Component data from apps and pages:
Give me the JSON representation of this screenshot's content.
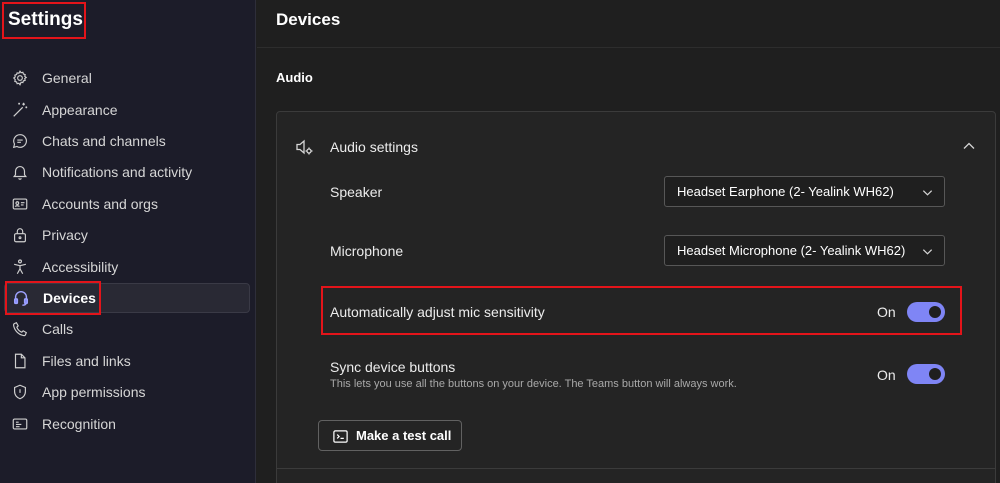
{
  "sidebar": {
    "title": "Settings",
    "items": [
      {
        "label": "General",
        "icon": "gear-icon"
      },
      {
        "label": "Appearance",
        "icon": "wand-icon"
      },
      {
        "label": "Chats and channels",
        "icon": "chat-icon"
      },
      {
        "label": "Notifications and activity",
        "icon": "bell-icon"
      },
      {
        "label": "Accounts and orgs",
        "icon": "id-card-icon"
      },
      {
        "label": "Privacy",
        "icon": "lock-icon"
      },
      {
        "label": "Accessibility",
        "icon": "accessibility-icon"
      },
      {
        "label": "Devices",
        "icon": "headset-icon",
        "active": true
      },
      {
        "label": "Calls",
        "icon": "phone-icon"
      },
      {
        "label": "Files and links",
        "icon": "file-icon"
      },
      {
        "label": "App permissions",
        "icon": "shield-icon"
      },
      {
        "label": "Recognition",
        "icon": "recognition-icon"
      }
    ]
  },
  "main": {
    "title": "Devices",
    "section": "Audio",
    "card": {
      "header": "Audio settings",
      "speaker": {
        "label": "Speaker",
        "value": "Headset Earphone (2- Yealink WH62)"
      },
      "microphone": {
        "label": "Microphone",
        "value": "Headset Microphone (2- Yealink WH62)"
      },
      "auto_mic": {
        "label": "Automatically adjust mic sensitivity",
        "state": "On"
      },
      "sync_buttons": {
        "label": "Sync device buttons",
        "description": "This lets you use all the buttons on your device. The Teams button will always work.",
        "state": "On"
      },
      "test_call": "Make a test call"
    }
  },
  "colors": {
    "accent": "#7f85f5",
    "highlight_box": "#e3141a",
    "sidebar_bg": "#1c1c29",
    "main_bg": "#1f1f1f"
  }
}
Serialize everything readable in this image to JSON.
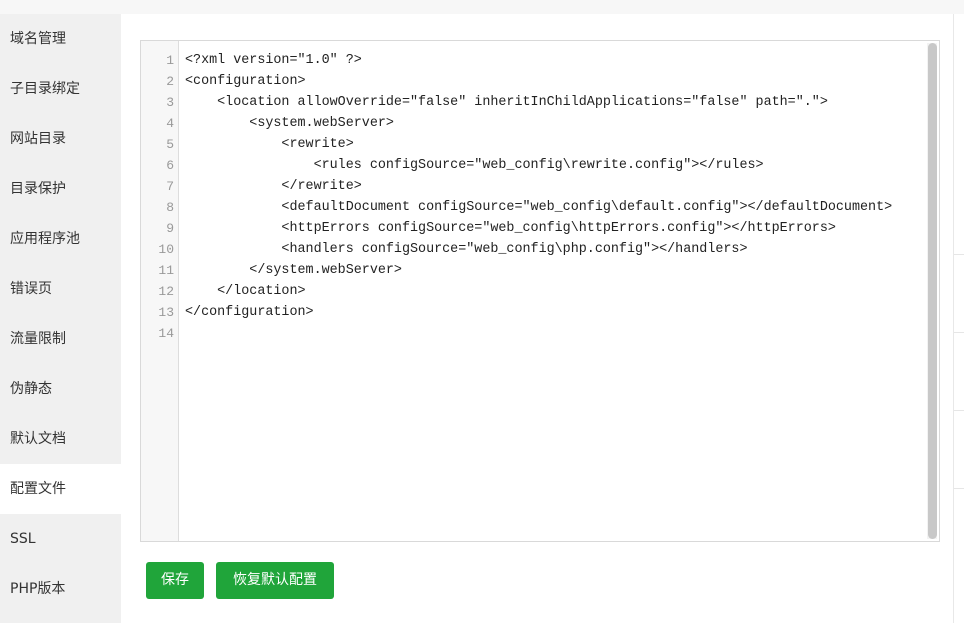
{
  "sidebar": {
    "items": [
      {
        "label": "域名管理"
      },
      {
        "label": "子目录绑定"
      },
      {
        "label": "网站目录"
      },
      {
        "label": "目录保护"
      },
      {
        "label": "应用程序池"
      },
      {
        "label": "错误页"
      },
      {
        "label": "流量限制"
      },
      {
        "label": "伪静态"
      },
      {
        "label": "默认文档"
      },
      {
        "label": "配置文件"
      },
      {
        "label": "SSL"
      },
      {
        "label": "PHP版本"
      }
    ],
    "active_label": "配置文件"
  },
  "editor": {
    "line_numbers": [
      "1",
      "2",
      "3",
      "4",
      "5",
      "6",
      "7",
      "8",
      "9",
      "10",
      "11",
      "12",
      "13",
      "14"
    ],
    "lines": [
      "<?xml version=\"1.0\" ?>",
      "<configuration>",
      "    <location allowOverride=\"false\" inheritInChildApplications=\"false\" path=\".\">",
      "        <system.webServer>",
      "            <rewrite>",
      "                <rules configSource=\"web_config\\rewrite.config\"></rules>",
      "            </rewrite>",
      "            <defaultDocument configSource=\"web_config\\default.config\"></defaultDocument>",
      "            <httpErrors configSource=\"web_config\\httpErrors.config\"></httpErrors>",
      "            <handlers configSource=\"web_config\\php.config\"></handlers>",
      "        </system.webServer>",
      "    </location>",
      "</configuration>",
      ""
    ]
  },
  "buttons": {
    "save_label": "保存",
    "restore_label": "恢复默认配置"
  },
  "colors": {
    "accent": "#20a53a",
    "sidebar_bg": "#f0f0f0",
    "gutter_bg": "#f7f7f7"
  }
}
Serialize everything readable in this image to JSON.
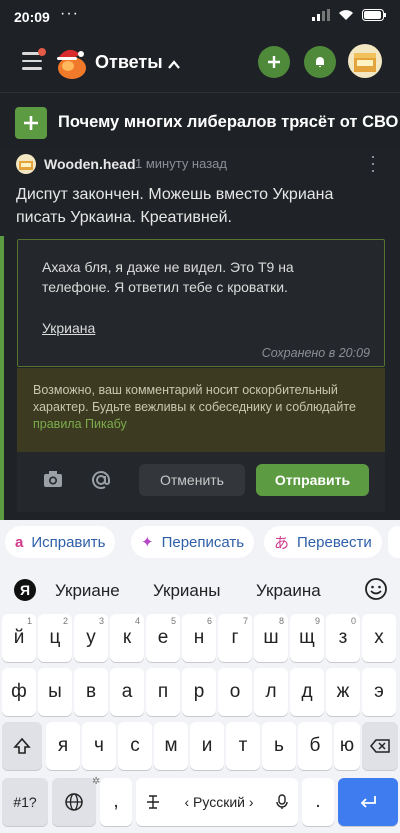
{
  "status_bar": {
    "time": "20:09",
    "dots": "···"
  },
  "header": {
    "title": "Ответы",
    "chevron": "^"
  },
  "post": {
    "title": "Почему многих либералов трясёт от СВО"
  },
  "comment": {
    "author": "Wooden.head",
    "time": "1 минуту назад",
    "text": "Диспут закончен. Можешь вместо Укриана писать Уркаина. Креативней.",
    "reply": {
      "text": "Ахаха бля, я даже не видел. Это Т9 на телефоне. Я ответил тебе с кроватки.",
      "word": "Укриана",
      "saved": "Сохранено в 20:09"
    },
    "warning": {
      "text": "Возможно, ваш комментарий носит оскорбительный характер. Будьте вежливы к собеседнику и соблюдайте",
      "link": "правила Пикабу"
    },
    "buttons": {
      "cancel": "Отменить",
      "send": "Отправить"
    }
  },
  "keyboard": {
    "chips": [
      {
        "label": "Исправить",
        "icon": "a"
      },
      {
        "label": "Переписать",
        "icon": "✦"
      },
      {
        "label": "Перевести",
        "icon": "あ"
      }
    ],
    "yandex_badge": "Я",
    "suggestions": [
      "Укриане",
      "Укрианы",
      "Украина"
    ],
    "row1": [
      {
        "k": "й",
        "n": "1"
      },
      {
        "k": "ц",
        "n": "2"
      },
      {
        "k": "у",
        "n": "3"
      },
      {
        "k": "к",
        "n": "4"
      },
      {
        "k": "е",
        "n": "5"
      },
      {
        "k": "н",
        "n": "6"
      },
      {
        "k": "г",
        "n": "7"
      },
      {
        "k": "ш",
        "n": "8"
      },
      {
        "k": "щ",
        "n": "9"
      },
      {
        "k": "з",
        "n": "0"
      },
      {
        "k": "х",
        "n": ""
      }
    ],
    "row2": [
      "ф",
      "ы",
      "в",
      "а",
      "п",
      "р",
      "о",
      "л",
      "д",
      "ж",
      "э"
    ],
    "row3": [
      "я",
      "ч",
      "с",
      "м",
      "и",
      "т",
      "ь",
      "б",
      "ю"
    ],
    "row4": {
      "symbols": "#1?",
      "comma": ",",
      "space": "‹ Русский ›",
      "period": "."
    }
  },
  "colors": {
    "accent": "#5d9b43",
    "enter": "#3f7cf0",
    "warning_bg": "#3c3a20"
  }
}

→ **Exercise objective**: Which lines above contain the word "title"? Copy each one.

→ **Solution below**:
    "title": "Settings",
    "title": "Devices",
    "title": "Ответы",
    "title": "Почему многих либералов трясёт от СВО"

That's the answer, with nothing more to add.